I discussed the options with Bob, Ian and Iain. The consensus of the professional crew was to go for Biloxi as it was further but lay in a more forgiving path with the storm. Iain simply told me to balance the perspective of the career sailors with the needs of the science team and to make the best decision for the team as a whole. I watched the group for a few hours. Everyone is exhausted and needs not only some sleep but some fun. I've been to Grand Isle- there was little there
at the height of its tourist season because of the oil and now the tourist time is gone. I also have new crew arriving in Biloxi so I have to get there anyway. Better to trust the advice of the professional sailors and go now. So we are heading for Biloxi riding through the wind and waves created by the edge of this storm and looking forward to a break.
The day was passed with work on USM lab stuff and classes and remarkable fatigue. I think it was Matt who observed to me that he'd napped for 2 hours woke up and 10 minutes later was sleepy again. At one point he came halfway up the galley stairs, leaned his head against the wall and fell asleep! Generally, that was the tone of the day for all – computer work- nap-computer work-nap etc. The remarkable thing is that tonight will again be rough and tomorrow and tomorrow night. So boy are we looking forward to Saturday!
I thought you might find what Sandy was working on all day interesting. She is looking at the ability of chromium to alter the human karyotype. I know the karyo-what? It's one of those words made up long ago that made sense to someone. I have always disliked that word and so of course it is at the heart of the work I do!
But, you're all more familiar with the human karyotype than you think. For example, you have probably heard that human males are XY females XX. Well, from a genetic perspective that is detected by a karyotype- though most people tell the difference between males and females other ways and just learn in school somewhere along the way about the X and Y thing.
Well, the X and the Y are chromosomes. The chromosomes are structures in the cell that our lab focuses on. They are an organized package of DNA and protein used by the cell to manage its DNA and to divide into two new cells. When a chromosome is damaged bad things can happen like cancer or birth defects. The chromosomes come in pairs except for the sex chromosomes which are either a similar female pair (XX) or dissimilar male pair (XY) – no jokes now!

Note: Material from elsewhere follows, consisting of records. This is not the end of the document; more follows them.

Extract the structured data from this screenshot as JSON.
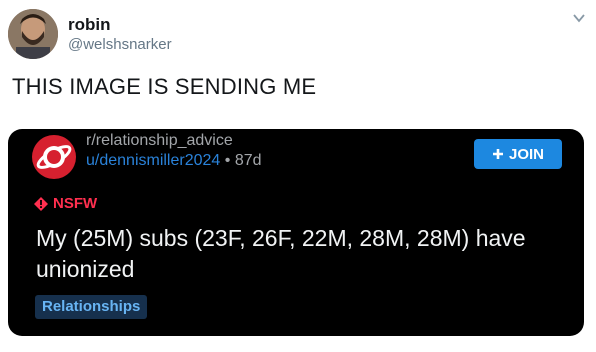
{
  "tweet": {
    "display_name": "robin",
    "handle": "@welshsnarker",
    "text": "THIS IMAGE IS SENDING ME",
    "menu_icon": "chevron-down-icon"
  },
  "embed": {
    "subreddit": "r/relationship_advice",
    "user": "u/dennismiller2024",
    "age": "87d",
    "join_label": "JOIN",
    "nsfw_label": "NSFW",
    "post_title": "My (25M) subs (23F, 26F, 22M, 28M, 28M) have unionized",
    "flair": "Relationships",
    "colors": {
      "card_bg": "#000000",
      "subreddit_icon": "#d6202f",
      "join_button": "#1d88e0",
      "nsfw": "#ff2f4f",
      "username": "#2a82d9",
      "flair_bg": "#16304d",
      "flair_text": "#68b4f3"
    }
  }
}
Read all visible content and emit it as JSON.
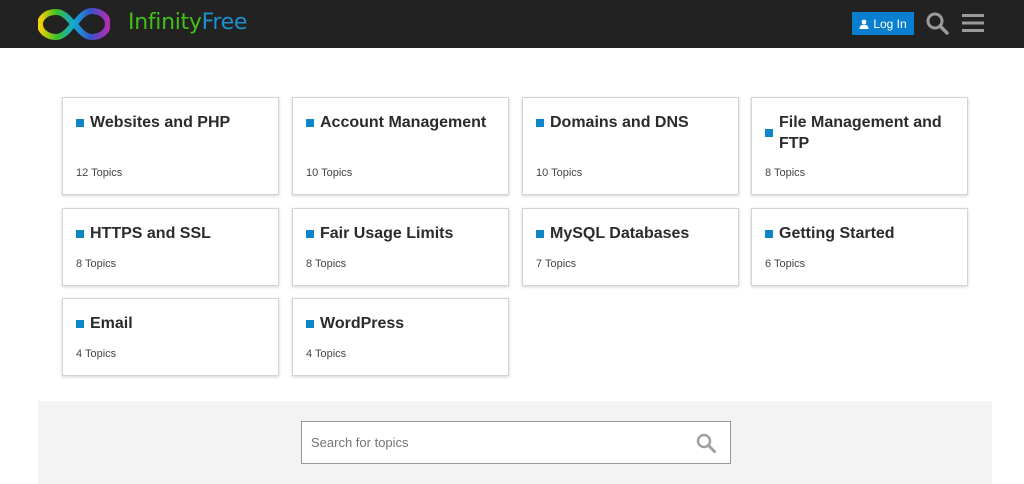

Anyway, one can stain the chromosomes so the pairs can be identified by their black and white banding pattern and then damage can be assessed by looking for changes in that banding pattern. It is something we will do with these sperm whale cells to see what their karyotype is and if chemicals can affect it. It is too soon for that work, but on these wavy days Sandy focuses on the human work.
Have a good night- we will be riding the waves!
(Blog by: John Wise, Science Director)